In order to be successful in the world of consultancy, regardless of your chosen field, there’s is no substitute for trust. You can be the most highly informed technical visionary but without trust you have very little to build upon and certainly no influence. This speaks to us as a species on a base level, we are naturally suspicious, cynical and untrusting – it helps with survival – so if I want to advise you, my first battle, and it truly is a battle, is to gain your trust.
In my original career, at PwC in expat tax, I was given, in fact we all were, a book to read in our early years: The Trusted Advisor by Maister, Green and Galford. I’m not sure everyone in my cohort read it, but I did. Well, I read most of it...it rang true with me on a number of levels. Some of it went above my head, but one thing that stuck with me was how difficult it was perceived to be, to become trusted.
Earning trust amid negative perceptions
Trust is not reserved purely for individuals. Trust can be found, can be imparted, at an industry level; we tend, in the main, to trust doctors and teachers for example. Sadly the reverse is true for the recruiter. Earning trust as a recruitment consultant starts from a fairly negative basis point. I used to joke (well, sort of joke) that we recruitment consultants were lower on the dinner party invite list than any other profession (of course this could have had something to do with my jokes). There were those who used to stand up for our honour, suggesting that certain parts of the legal profession, politicians and estate agents might beat us to that title, but I knew they were only trying not to hurt my feelings.
So how do you earn trust? For earn is the right verb in this case. In my experience trust is an investment made by a heady mix of honesty, delivering on your promises and integrity coupled with keeping confidences, transparency and consistency. It comes for shared experiences and shared goals and it comes over time, there’s very little substitute for time.
Once earned the next big challenge is keeping it. As with many things of value, trust is spectacularly fragile and dangerous when broken, like that delicate antique glass Christmas bauble you should have banished when the kids became old enough to ‘help’ you decorate the tree, but is now laying in pieces on the sitting room floor while you apply multiple Peppa Pig plasters to your eldest’s fingers; years of effort can go into to building trust but, one careless move and it’s A&E time.
It’s an almost universal truth that people represent a business’s greatest asset. The relationship between the employer and the employee, therefore, is something of exceptional value, something that needs to be nurtured and treasured…so how is it that so many organisations are willing to outsource the procurement of those assets entirely to third parties?
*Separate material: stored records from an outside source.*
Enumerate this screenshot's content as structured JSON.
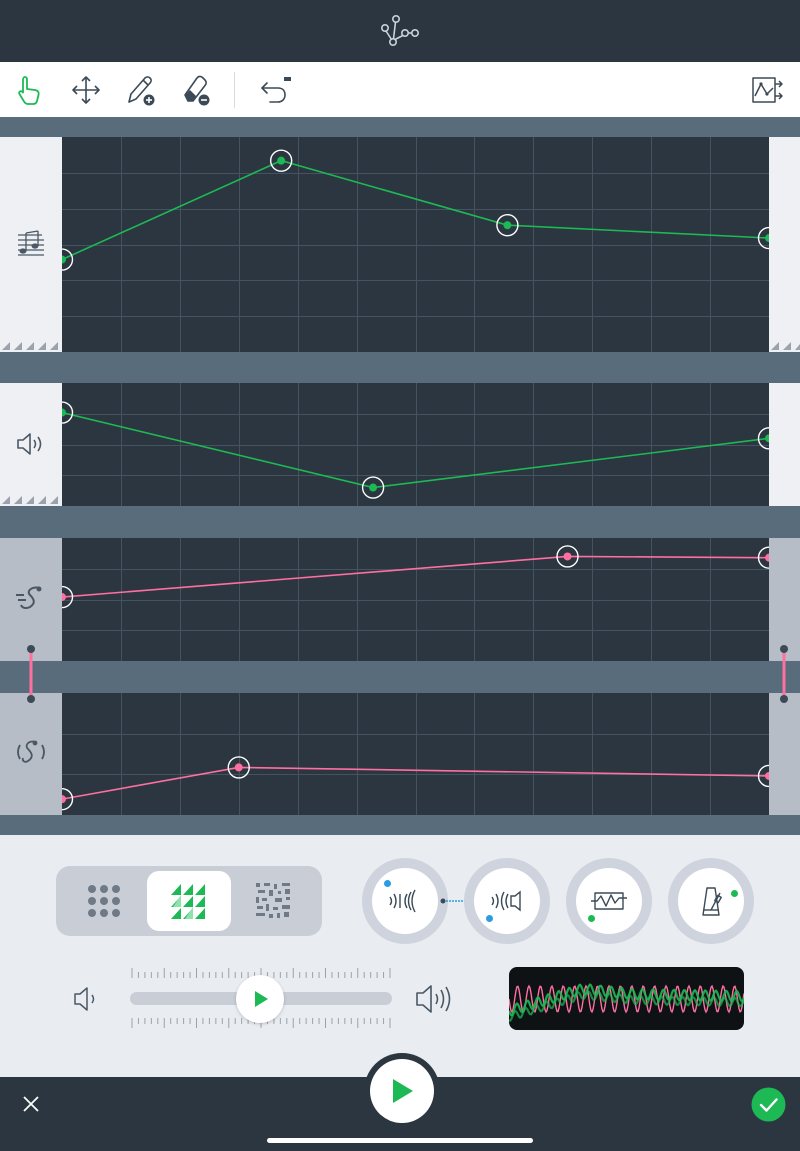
{
  "header": {
    "logo_icon": "node-graph-icon"
  },
  "toolbar": {
    "tools": [
      {
        "name": "pointer-hand-icon",
        "selected": true
      },
      {
        "name": "move-arrows-icon",
        "selected": false
      },
      {
        "name": "pencil-add-icon",
        "selected": false
      },
      {
        "name": "eraser-remove-icon",
        "selected": false
      },
      {
        "name": "undo-icon",
        "selected": false
      }
    ],
    "right_tool": "shuffle-curve-icon"
  },
  "colors": {
    "green": "#1db954",
    "pink": "#ff6fa0",
    "grid_bg": "#2b3640",
    "grid_line": "#44535f",
    "accent_blue": "#2a9de0"
  },
  "lanes": [
    {
      "id": "pitch",
      "icon": "music-notes-icon",
      "color": "green",
      "points": [
        [
          0,
          0.57
        ],
        [
          0.31,
          0.11
        ],
        [
          0.63,
          0.41
        ],
        [
          1,
          0.47
        ]
      ]
    },
    {
      "id": "volume",
      "icon": "speaker-icon",
      "color": "green",
      "points": [
        [
          0,
          0.24
        ],
        [
          0.44,
          0.85
        ],
        [
          1,
          0.45
        ]
      ]
    },
    {
      "id": "mod-a",
      "icon": "swirl-note-icon",
      "color": "pink",
      "points": [
        [
          0,
          0.48
        ],
        [
          0.715,
          0.15
        ],
        [
          1,
          0.16
        ]
      ]
    },
    {
      "id": "mod-b",
      "icon": "sound-wave-note-icon",
      "color": "pink",
      "points": [
        [
          0,
          0.87
        ],
        [
          0.25,
          0.61
        ],
        [
          1,
          0.68
        ]
      ]
    }
  ],
  "controls": {
    "view_modes": [
      {
        "name": "dots-grid-icon",
        "selected": false
      },
      {
        "name": "triangle-grid-icon",
        "selected": true
      },
      {
        "name": "noise-grid-icon",
        "selected": false
      }
    ],
    "knobs": [
      {
        "name": "sound-in-icon"
      },
      {
        "name": "sound-out-icon"
      },
      {
        "name": "waveform-box-icon"
      },
      {
        "name": "metronome-icon"
      }
    ],
    "preview_volume": 0.45
  },
  "footer": {
    "close_icon": "close-icon",
    "play_icon": "play-icon",
    "confirm_icon": "checkmark-icon"
  }
}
From my perspective there are two distinct routes to this relationship; one is as described above, time spent with the building blocks of honesty and integrity, a personal bond that has genuine value, the other, I fear, attacks the fabric of trust and replaces it with a thin veil of saving cost. If your business outsources the recruitment of your colleagues to an organisation who hasn’t invested in you – personally – then the likelihood is that the decision to do so is based on cost and not value.
Is trust an outdated concept?
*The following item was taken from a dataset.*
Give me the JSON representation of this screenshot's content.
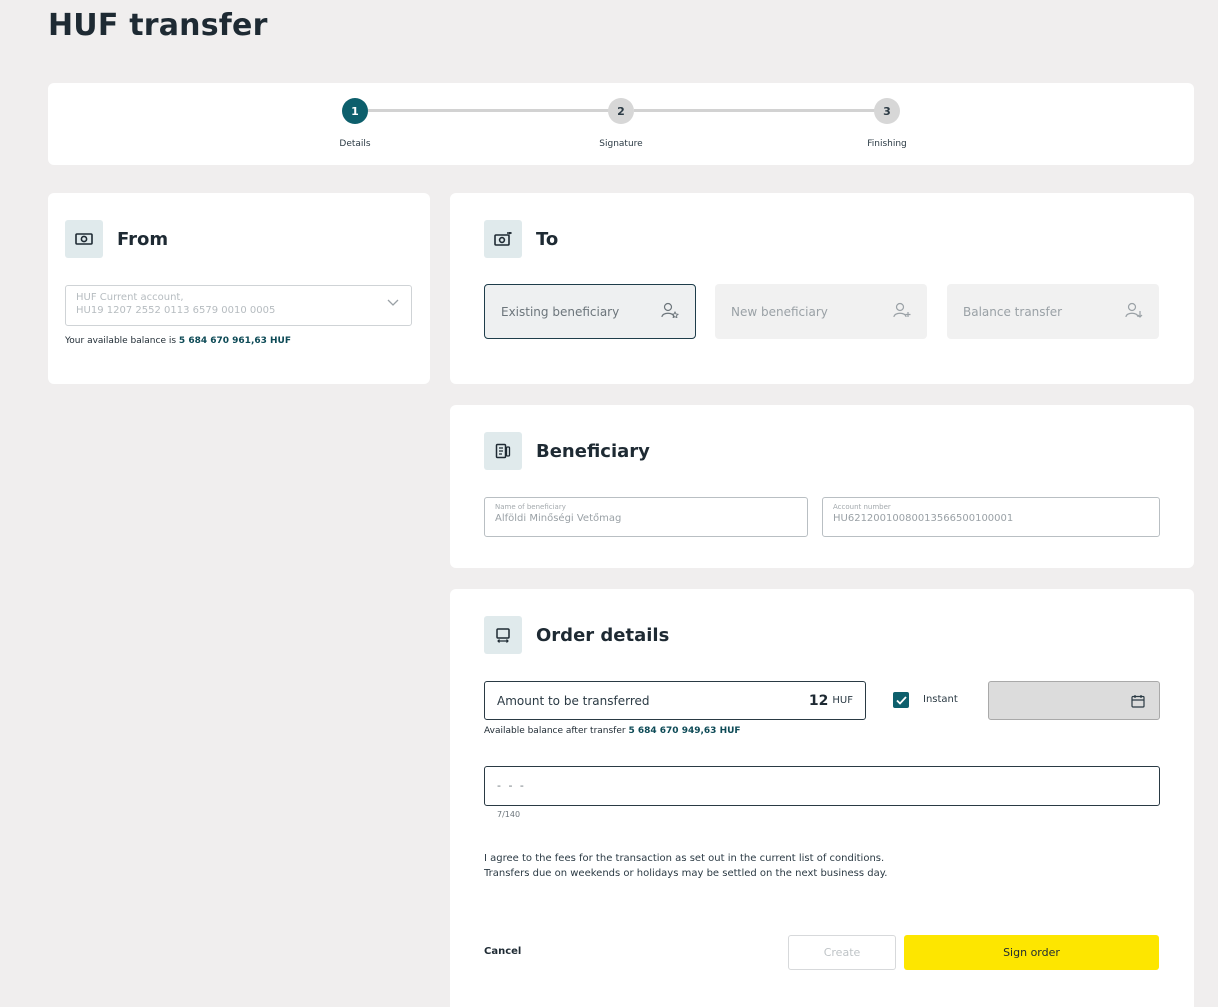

Maybe I’m being old fashioned, maybe trust is only valued by those who think they need it to perform their duties, a crutch for the generation that absorbed Maister, Green and Galford too absolutely. Perhaps trust is actually an outdated ideal in itself. And maybe I’m wrong, and there is a substitute for trust and time that can lead to success? The global political landscape suggests that there may well be. And perhaps the business world trumps that and is already a few steps ahead.
In my heart of hearts I don’t think so, and certainly hope not. I perceive real financial long-term value in a trust-based relationship. Cost can be manipulated, calculations are open to interpretation and transactional relationships are paper thin and in regular need of sticking plaster…but trust nurtures long term value. Focus purely on cost and repent at leisure…in A&E. Trust, in the end, survives.